Tuesday, January 03, 2012

a few notes on photography.

One of the earliest photographs taken by me is from Christmas, 1985. My mom, dad, and uncle are sitting cross-legged in front of our Christmas tree, and my dad and uncle have been decapitated somewhere around the nose by my 5-year-old photographer's eye. (My mother, being somewhat shorter, is only missing part of her forehead). A decade would pass before I took up photography more seriously, by which time that uncle had died suddenly of a heart attack, at the age of 50. He had been an artist and photographer, with an extraordinary eye, and I wish I had known him longer.

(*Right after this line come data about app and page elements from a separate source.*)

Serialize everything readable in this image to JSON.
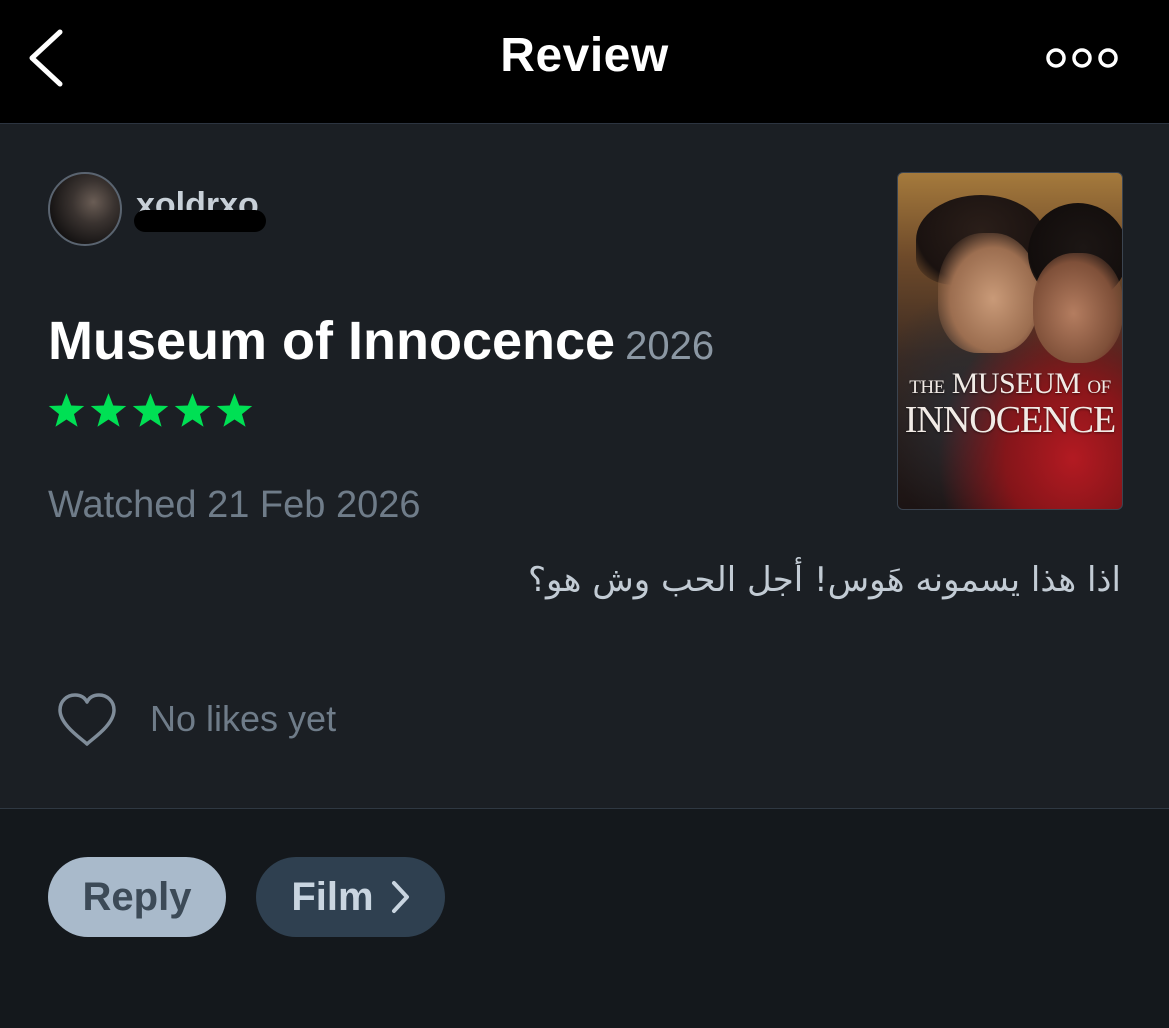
{
  "header": {
    "title": "Review",
    "back_icon": "chevron-left-icon",
    "more_icon": "more-dots-icon"
  },
  "review": {
    "username": "xoldrxo",
    "film_title": "Museum of Innocence",
    "film_year": "2026",
    "rating_stars": 5,
    "rating_max": 5,
    "star_color": "#00e054",
    "watched_date": "Watched 21 Feb 2026",
    "text": "اذا هذا يسمونه هَوس! أجل الحب وش هو؟",
    "poster": {
      "title_line1_small_a": "THE",
      "title_line1_main": "MUSEUM",
      "title_line1_small_b": "OF",
      "title_line2": "INNOCENCE"
    }
  },
  "likes": {
    "icon": "heart-outline-icon",
    "label": "No likes yet"
  },
  "actions": {
    "reply_label": "Reply",
    "film_label": "Film",
    "film_icon": "chevron-right-icon"
  },
  "colors": {
    "header_bg": "#000000",
    "page_bg": "#1b1f24",
    "footer_bg": "#14181c",
    "reply_button_bg": "#a9bacb",
    "film_button_bg": "#2f4050"
  }
}
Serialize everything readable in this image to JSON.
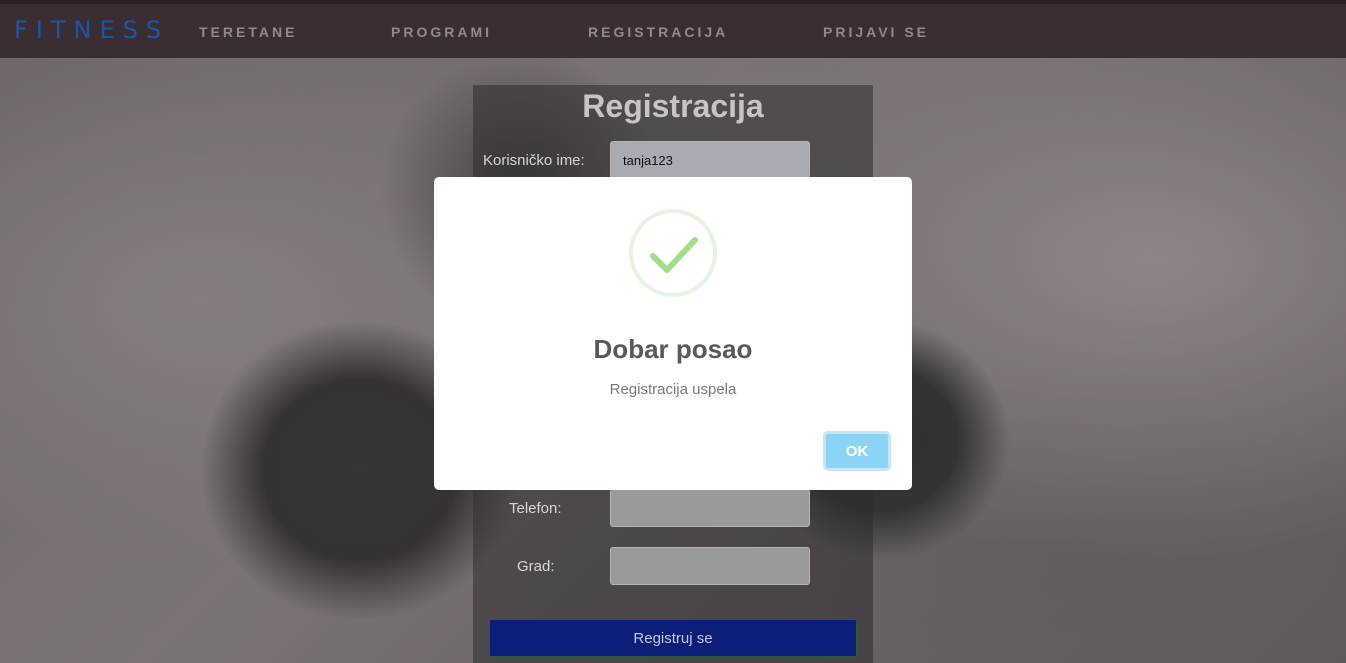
{
  "nav": {
    "brand": "FITNESS",
    "links": [
      "TERETANE",
      "PROGRAMI",
      "REGISTRACIJA",
      "PRIJAVI SE"
    ]
  },
  "form": {
    "title": "Registracija",
    "fields": [
      {
        "label": "Korisničko ime:",
        "value": "tanja123"
      },
      {
        "label": "Telefon:",
        "value": ""
      },
      {
        "label": "Grad:",
        "value": ""
      }
    ],
    "submit_label": "Registruj se"
  },
  "modal": {
    "icon": "checkmark-icon",
    "title": "Dobar posao",
    "text": "Registracija uspela",
    "ok_label": "OK"
  },
  "colors": {
    "nav_bg": "#3a2e33",
    "brand": "#1e54a8",
    "submit_bg": "#0c1f78",
    "ok_bg": "#8cd4f5",
    "check": "#a5dc86"
  }
}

I was in high school when I began studying photography. Mr. Bauer would give us assignments: photograph an egg, to understand shadow and light, photograph an object in motion, to understand shutter speed, try different speeds of film, to understand the texture of different sensitivities. You were given unlimited rolls of film, to help you learn how to shoot, but limited quantities of paper, which taught you how to print with minimal waste. It trained your eye, too, to judge from the contact sheet which frames were worth printing and which were not.

In college, the late Roger Mertin was my professor. For our first assignment, he taped over our viewfinders to help us trust our camera's eye and to gauge exposure without looking at the light meter, but I forget what else we did later on. I do remember that we had to buy our own film and paper; this made you think even more carefully about what you were shooting instead of recklessly burning through roll after roll of film.

I was slow to join the world of digital photography. My uncle gave me a Leica Digilux 3 about four years ago, and it's taken me almost that long to get used to it. My film camera, a Nikon FM2, had been with me since I was 16 years old; with its 50mm lens it was an extension of my left eye.

Photography is like cooking. There are fundamentals and rules, and then there are variables that can't be controlled. You don't really need to go in knowing all the basics, but knowing them is great. Having an understanding of aperture and shutter speed, focus, composition - they're like knife skills, or the ability to roast a chicken or cook an omelet. They give you a foundation that nothing, no one, can take away from you.

Find someone, or several someones, to inspire you. See what they look for through the eye of a camera. Eventually you develop your own eye, your own taste, your own ideas about what you want to portray. You can break all the fundamentals, all the rules you learned so carefully. At the end of the day, the only person whose opinion matters is your own. And who's to know if something didn't come out the way you intended, unless you tell them?